(Element data from apps and pages)
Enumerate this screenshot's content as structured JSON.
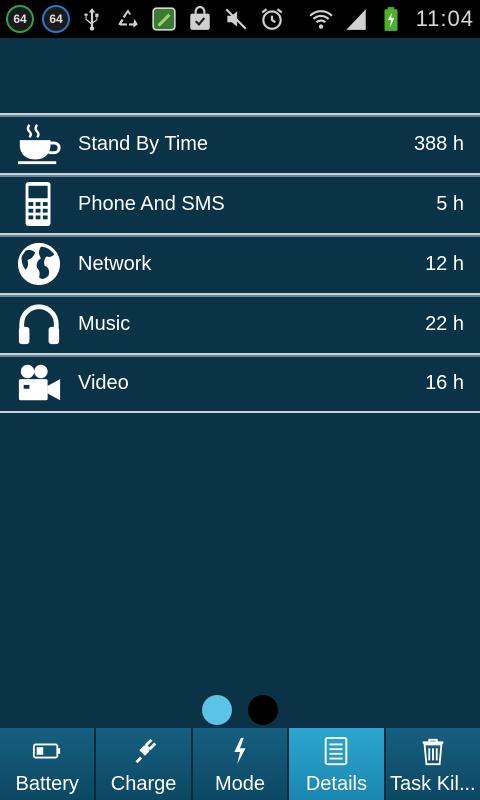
{
  "status_bar": {
    "badge1": "64",
    "badge2": "64",
    "time": "11:04",
    "icons": [
      "badge-icon",
      "usb-icon",
      "recycle-icon",
      "app-icon",
      "shopping-bag-icon",
      "mute-icon",
      "alarm-icon",
      "wifi-icon",
      "signal-icon",
      "battery-charging-icon"
    ]
  },
  "list": {
    "items": [
      {
        "label": "Stand By Time",
        "value": "388 h",
        "icon": "coffee-cup-icon"
      },
      {
        "label": "Phone And SMS",
        "value": "5 h",
        "icon": "phone-icon"
      },
      {
        "label": "Network",
        "value": "12 h",
        "icon": "globe-icon"
      },
      {
        "label": "Music",
        "value": "22 h",
        "icon": "headphones-icon"
      },
      {
        "label": "Video",
        "value": "16 h",
        "icon": "video-camera-icon"
      }
    ]
  },
  "pager": {
    "active_index": 0,
    "count": 2
  },
  "tabs": [
    {
      "label": "Battery",
      "icon": "battery-icon"
    },
    {
      "label": "Charge",
      "icon": "plug-icon"
    },
    {
      "label": "Mode",
      "icon": "lightning-icon"
    },
    {
      "label": "Details",
      "icon": "document-icon",
      "selected": true
    },
    {
      "label": "Task Kil...",
      "icon": "trash-icon"
    }
  ],
  "colors": {
    "background": "#0a3348",
    "active_dot": "#5bc3e6",
    "selected_tab": "#2da7d0",
    "tab": "#165f80"
  }
}
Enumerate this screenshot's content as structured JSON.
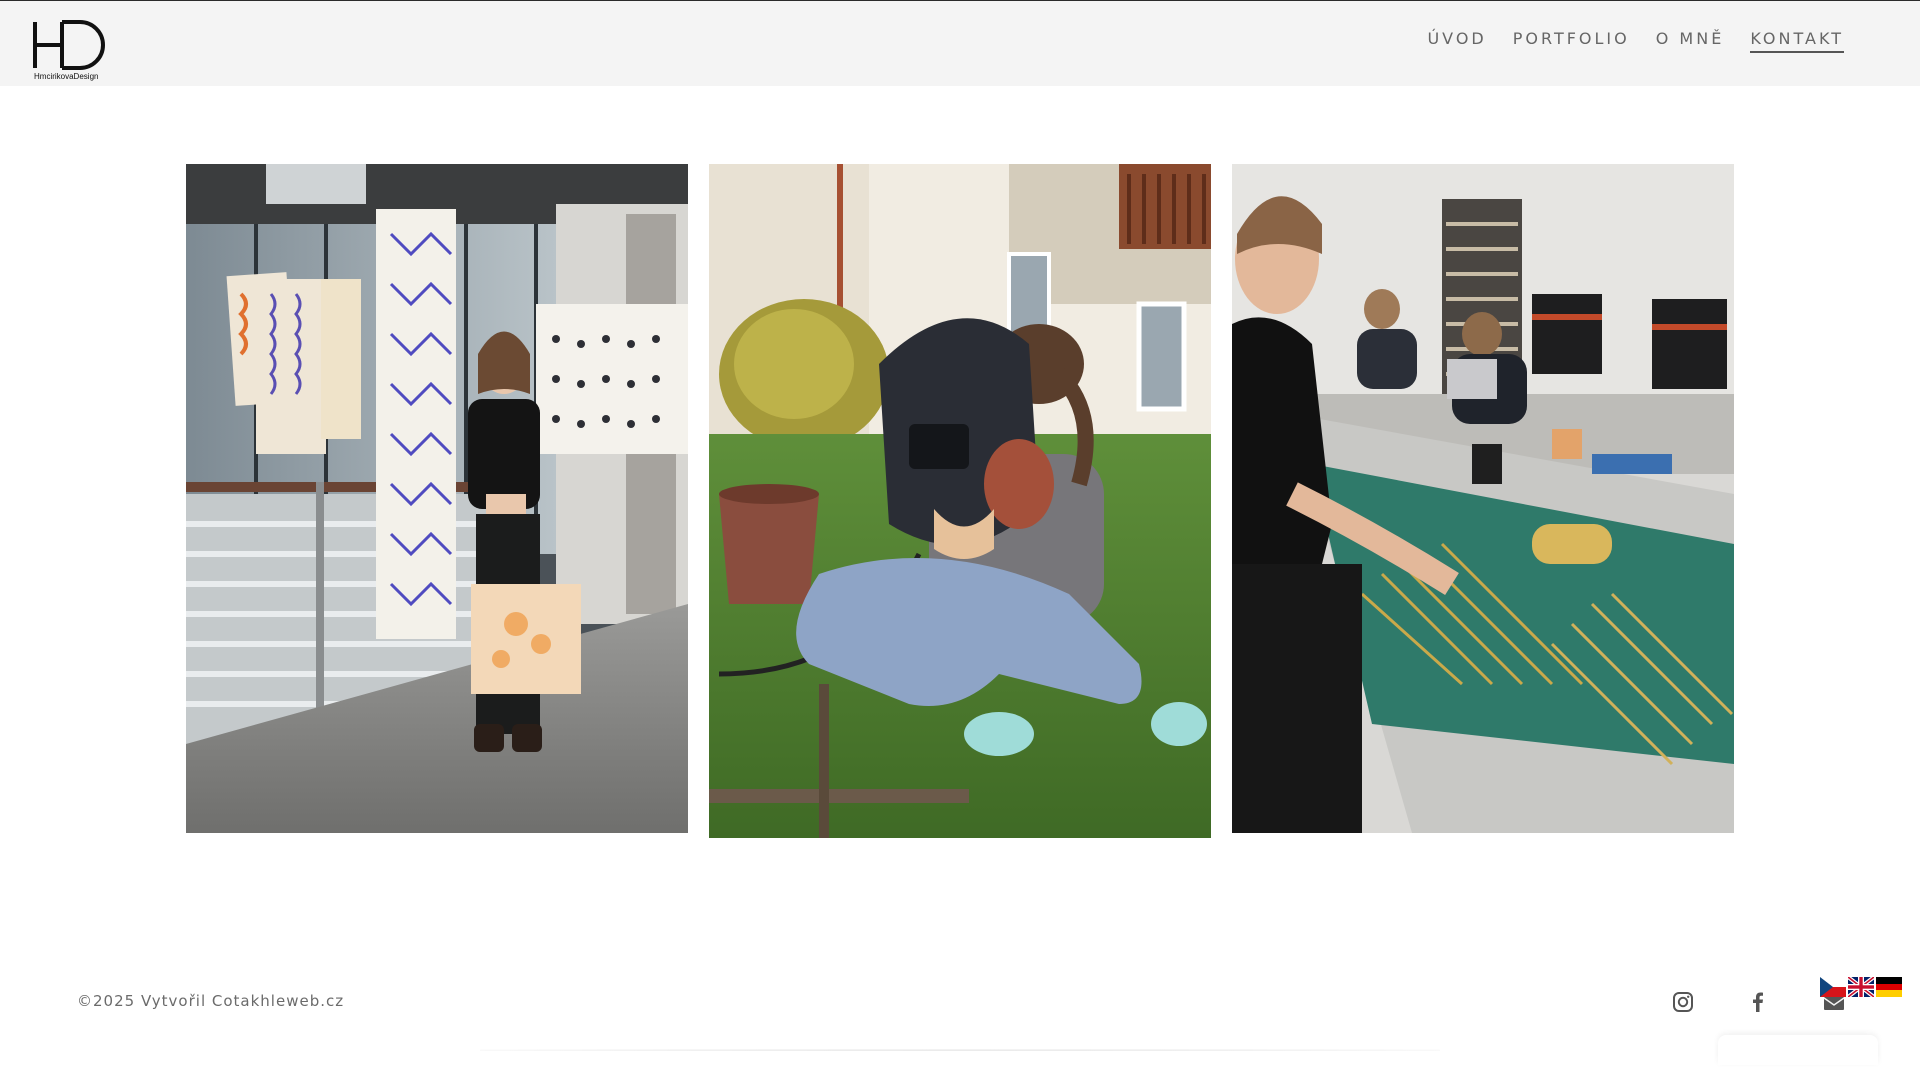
{
  "header": {
    "logo_text": "HD",
    "logo_caption": "HmcirikovaDesign",
    "nav": [
      {
        "label": "ÚVOD",
        "active": false
      },
      {
        "label": "PORTFOLIO",
        "active": false
      },
      {
        "label": "O MNĚ",
        "active": false
      },
      {
        "label": "KONTAKT",
        "active": true
      }
    ]
  },
  "gallery": {
    "photos": [
      {
        "icon": "photo-exhibition"
      },
      {
        "icon": "photo-welding"
      },
      {
        "icon": "photo-workshop"
      }
    ]
  },
  "footer": {
    "copyright": "©2025 Vytvořil Cotakhleweb.cz",
    "social_icons": [
      "instagram-icon",
      "facebook-icon",
      "mail-icon"
    ],
    "languages": [
      "cs-flag-icon",
      "en-flag-icon",
      "de-flag-icon"
    ]
  },
  "colors": {
    "header_bg": "#f4f4f4",
    "nav_text": "#666666",
    "footer_text": "#6b6b6b"
  }
}
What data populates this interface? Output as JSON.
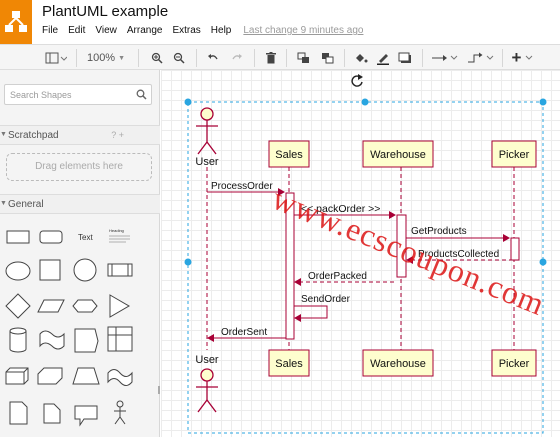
{
  "app": {
    "title": "PlantUML example",
    "last_change": "Last change 9 minutes ago"
  },
  "menu": [
    "File",
    "Edit",
    "View",
    "Arrange",
    "Extras",
    "Help"
  ],
  "toolbar": {
    "zoom": "100%",
    "plus": "+"
  },
  "sidebar": {
    "search_placeholder": "Search Shapes",
    "scratchpad": "Scratchpad",
    "scratch_help": "? +",
    "drag_hint": "Drag elements here",
    "general": "General",
    "text_shape": "Text",
    "heading_shape": "Heading"
  },
  "diagram": {
    "participants": {
      "user": "User",
      "sales": "Sales",
      "warehouse": "Warehouse",
      "picker": "Picker"
    },
    "messages": {
      "process_order": "ProcessOrder",
      "pack_order": "<< packOrder >>",
      "get_products": "GetProducts",
      "products_collected": "ProductsCollected",
      "order_packed": "OrderPacked",
      "send_order": "SendOrder",
      "order_sent": "OrderSent"
    },
    "colors": {
      "lifeline": "#a80036",
      "participant_fill": "#fefece",
      "selection": "#29a5e0",
      "accent": "#f08705"
    }
  },
  "watermark": "www.ecscoupon.com"
}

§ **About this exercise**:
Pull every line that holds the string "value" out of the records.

§ **Task answer**:
        "value": "388 h",
        "value": "5 h",
        "value": "12 h",
        "value": "22 h",
        "value": "16 h",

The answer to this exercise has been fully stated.